I dramatized this in Mister Teacher Person by having two parallel sets of events going on surround the issue of reputation destruction: Those of the protagonist, Stacy, and her non-digital smears against Mr. Matthews, and the digitally-enhanced events that surround the disappearance of Mr. Payne (no spoilers!).
Do you use your novels as part of your classroom discussions on safe use of technology?
In class discussion of technology and safety on the Internet, I do use articles that provide real-world examples of the types of issues dramatized in Digital Me and Mister Teacher Person. Through the article discussions, many students have had their curiosity piqued in regards to these issues and have been interested in reading my fictional dramatizations of them.

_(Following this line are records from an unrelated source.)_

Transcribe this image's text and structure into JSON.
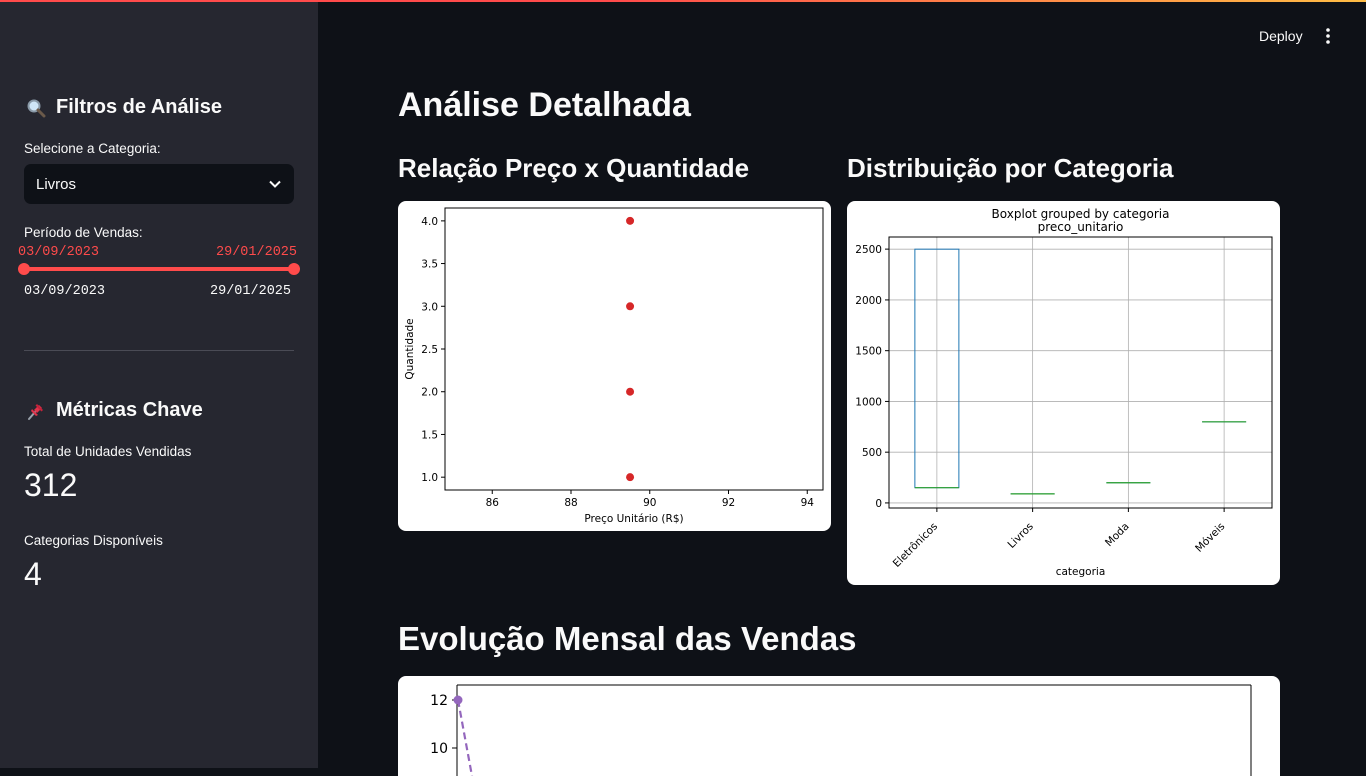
{
  "sidebar": {
    "filters_title": "Filtros de Análise",
    "filters_icon": "magnifier-icon",
    "category_label": "Selecione a Categoria:",
    "category_value": "Livros",
    "period_label": "Período de Vendas:",
    "period_start": "03/09/2023",
    "period_end": "29/01/2025",
    "range_min": "03/09/2023",
    "range_max": "29/01/2025",
    "metrics_title": "Métricas Chave",
    "metrics_icon": "pushpin-icon",
    "metrics": [
      {
        "label": "Total de Unidades Vendidas",
        "value": "312"
      },
      {
        "label": "Categorias Disponíveis",
        "value": "4"
      }
    ]
  },
  "header": {
    "deploy_label": "Deploy"
  },
  "main": {
    "title": "Análise Detalhada",
    "scatter_title": "Relação Preço x Quantidade",
    "box_title": "Distribuição por Categoria",
    "monthly_title": "Evolução Mensal das Vendas"
  },
  "chart_data": [
    {
      "type": "scatter",
      "xlabel": "Preço Unitário (R$)",
      "ylabel": "Quantidade",
      "xlim": [
        84.8,
        94.4
      ],
      "ylim": [
        0.85,
        4.15
      ],
      "xticks": [
        86,
        88,
        90,
        92,
        94
      ],
      "yticks": [
        1.0,
        1.5,
        2.0,
        2.5,
        3.0,
        3.5,
        4.0
      ],
      "points": [
        {
          "x": 89.5,
          "y": 4.0
        },
        {
          "x": 89.5,
          "y": 3.0
        },
        {
          "x": 89.5,
          "y": 2.0
        },
        {
          "x": 89.5,
          "y": 1.0
        }
      ],
      "color": "#d62728",
      "grid": false
    },
    {
      "type": "box",
      "title": "Boxplot grouped by categoria",
      "subtitle": "preco_unitario",
      "xlabel": "categoria",
      "categories": [
        "Eletrônicos",
        "Livros",
        "Moda",
        "Móveis"
      ],
      "ylim": [
        -50,
        2620
      ],
      "yticks": [
        0,
        500,
        1000,
        1500,
        2000,
        2500
      ],
      "boxes": [
        {
          "q1": 150,
          "median": 150,
          "q3": 2500
        },
        {
          "q1": 89.5,
          "median": 89.5,
          "q3": 89.5
        },
        {
          "q1": 199,
          "median": 199,
          "q3": 199
        },
        {
          "q1": 799,
          "median": 799,
          "q3": 799
        }
      ],
      "box_color": "#1f77b4",
      "median_color": "#2ca02c",
      "grid": true
    },
    {
      "type": "line",
      "visible_yticks": [
        10,
        12
      ],
      "visible_points": [
        {
          "y": 12
        }
      ],
      "color": "#9467bd",
      "line_style": "dashed"
    }
  ]
}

Anything else you’d like to share with CatholicMom.com readers regarding tech safety?
Always remember: Communication technology is a neutral medium. We’re all aware that technology can be used to spread the vilest of evils and the most banal, time-wasting trivialities. The key is choosing to make positive use of technology to connect with others and to enhance our appreciation for our fellow men and women who’ve all been created in the image of God.
Mr. Varner’s books are available through Amazon. I’ve read them both, and they definitely can be good conversation-starters for parents (or teachers) and teens as we navigate the cyber-world together.
Copyright 2014 Barb Szyskiewicz